In one of the more telling of many incidents in Laos, eight Christian leaders in Boukham village, Savannakhet Province, were arrested on Dec. 16 after they had gathered some 200 church members for a Christmas celebration. Human Rights Watch for Lao Religious Freedom (HRWLRF) reported that the leaders had secured permission for the event from Boukham’s village chief, but village security forces entered the site and marched the eight leaders to the Boukham government headquarters, where they were detained without being charged. Four of the detainees were placed in handcuffs and wooden stocks, while the other four were left unrestrained. “While they were held without formal charges, it is quite clear that they were arrested for gathering people for worship,” an HRWLRF spokesman told World Watch Monitor.

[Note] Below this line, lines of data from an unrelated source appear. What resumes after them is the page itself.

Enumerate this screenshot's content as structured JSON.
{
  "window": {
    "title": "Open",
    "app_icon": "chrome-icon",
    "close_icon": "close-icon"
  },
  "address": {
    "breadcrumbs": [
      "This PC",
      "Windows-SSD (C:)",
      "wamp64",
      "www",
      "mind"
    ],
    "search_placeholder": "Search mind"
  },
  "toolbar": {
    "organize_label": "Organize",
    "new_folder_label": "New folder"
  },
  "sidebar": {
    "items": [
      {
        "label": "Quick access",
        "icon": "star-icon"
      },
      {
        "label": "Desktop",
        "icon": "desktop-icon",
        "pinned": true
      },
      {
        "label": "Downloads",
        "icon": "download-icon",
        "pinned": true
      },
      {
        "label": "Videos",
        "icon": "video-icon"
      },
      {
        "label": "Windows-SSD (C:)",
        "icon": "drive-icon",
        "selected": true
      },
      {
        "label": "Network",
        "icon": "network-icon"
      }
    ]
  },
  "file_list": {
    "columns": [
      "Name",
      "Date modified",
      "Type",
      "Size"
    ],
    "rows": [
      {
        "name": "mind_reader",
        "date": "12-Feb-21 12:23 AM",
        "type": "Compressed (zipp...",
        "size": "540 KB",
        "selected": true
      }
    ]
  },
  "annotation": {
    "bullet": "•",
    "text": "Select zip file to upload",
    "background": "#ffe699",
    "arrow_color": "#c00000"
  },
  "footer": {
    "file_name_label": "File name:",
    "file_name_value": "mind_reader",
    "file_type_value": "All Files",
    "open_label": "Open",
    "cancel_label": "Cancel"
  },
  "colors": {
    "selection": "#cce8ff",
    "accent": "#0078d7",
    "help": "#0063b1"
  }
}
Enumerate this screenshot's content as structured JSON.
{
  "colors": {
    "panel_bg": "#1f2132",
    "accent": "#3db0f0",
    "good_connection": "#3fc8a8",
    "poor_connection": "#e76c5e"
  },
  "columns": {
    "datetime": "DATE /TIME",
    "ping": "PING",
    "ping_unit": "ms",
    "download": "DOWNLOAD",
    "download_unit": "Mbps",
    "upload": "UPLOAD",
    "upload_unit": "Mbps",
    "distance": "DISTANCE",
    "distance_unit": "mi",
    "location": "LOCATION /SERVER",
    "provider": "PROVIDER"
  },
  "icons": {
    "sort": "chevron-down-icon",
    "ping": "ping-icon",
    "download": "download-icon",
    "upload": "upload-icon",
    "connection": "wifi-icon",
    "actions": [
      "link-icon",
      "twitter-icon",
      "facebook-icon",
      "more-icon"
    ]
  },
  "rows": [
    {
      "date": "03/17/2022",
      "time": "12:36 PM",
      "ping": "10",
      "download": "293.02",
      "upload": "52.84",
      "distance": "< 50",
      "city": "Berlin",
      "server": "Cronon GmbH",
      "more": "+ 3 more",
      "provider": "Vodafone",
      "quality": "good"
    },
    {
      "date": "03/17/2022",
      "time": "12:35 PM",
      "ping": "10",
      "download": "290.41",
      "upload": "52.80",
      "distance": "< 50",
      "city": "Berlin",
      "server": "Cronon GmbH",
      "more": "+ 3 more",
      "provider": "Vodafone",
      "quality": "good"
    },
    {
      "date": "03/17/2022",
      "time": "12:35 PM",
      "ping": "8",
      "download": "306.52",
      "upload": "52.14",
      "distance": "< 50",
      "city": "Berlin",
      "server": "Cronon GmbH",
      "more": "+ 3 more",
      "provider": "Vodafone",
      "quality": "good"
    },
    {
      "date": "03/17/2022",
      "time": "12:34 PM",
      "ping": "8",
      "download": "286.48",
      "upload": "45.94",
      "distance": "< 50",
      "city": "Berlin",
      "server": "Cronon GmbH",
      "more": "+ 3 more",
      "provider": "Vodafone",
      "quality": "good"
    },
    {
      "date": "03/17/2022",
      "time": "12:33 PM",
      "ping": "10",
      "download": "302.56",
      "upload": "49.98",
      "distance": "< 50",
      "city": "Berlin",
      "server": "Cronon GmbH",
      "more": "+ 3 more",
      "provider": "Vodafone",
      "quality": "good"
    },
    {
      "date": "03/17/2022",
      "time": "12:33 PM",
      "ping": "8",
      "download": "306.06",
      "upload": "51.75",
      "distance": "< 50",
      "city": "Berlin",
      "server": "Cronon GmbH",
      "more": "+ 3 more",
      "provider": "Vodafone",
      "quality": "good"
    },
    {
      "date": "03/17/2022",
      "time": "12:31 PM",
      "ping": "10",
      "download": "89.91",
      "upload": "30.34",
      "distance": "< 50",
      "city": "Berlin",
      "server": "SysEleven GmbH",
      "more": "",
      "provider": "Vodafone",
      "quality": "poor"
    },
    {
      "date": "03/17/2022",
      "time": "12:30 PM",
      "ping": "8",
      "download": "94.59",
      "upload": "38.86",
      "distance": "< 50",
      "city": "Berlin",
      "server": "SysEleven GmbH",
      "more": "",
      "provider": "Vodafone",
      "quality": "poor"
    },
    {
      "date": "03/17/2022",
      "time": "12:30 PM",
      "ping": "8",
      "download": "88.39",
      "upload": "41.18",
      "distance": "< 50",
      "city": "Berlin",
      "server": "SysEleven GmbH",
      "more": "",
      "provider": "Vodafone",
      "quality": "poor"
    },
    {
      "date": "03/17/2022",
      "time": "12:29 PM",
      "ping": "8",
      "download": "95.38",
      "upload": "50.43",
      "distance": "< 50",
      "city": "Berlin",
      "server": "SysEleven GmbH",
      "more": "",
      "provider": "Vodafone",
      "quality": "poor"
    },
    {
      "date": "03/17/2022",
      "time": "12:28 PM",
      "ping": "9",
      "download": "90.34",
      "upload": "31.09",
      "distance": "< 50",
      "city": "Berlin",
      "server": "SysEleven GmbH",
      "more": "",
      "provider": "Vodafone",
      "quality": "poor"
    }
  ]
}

Lao Evangelical Church representatives on Dec. 18 managed to negotiate the release of one of the detainees held in stocks, who goes by the single name of Kingnamosorn, after paying a fine of 1 million kip (US$123) to the village chief (the average monthly wage for an unskilled laborer in the province is close to US$40). The chief later ordered the other four unrestrained detainees to be placed in stocks as well. Boukham village authorities later moved six of the detained Christians to an animal pen, blocked visits from family members and banned direct delivery of food. The other detainee was released temporarily to attend a government training session but was then held with the others – all seven in wooden stocks. When last seen, the health of one of the detained leaders, identified as Puphet, had deteriorated; Puphet suffers from a kidney ailment. The legs of six of the detainees, but particularly those of Puphet, Wanta and Oun, were swollen and infected, according to HRWLRF. Family members feared that authorities would employ starvation tactics in order to force the six to give up their faith.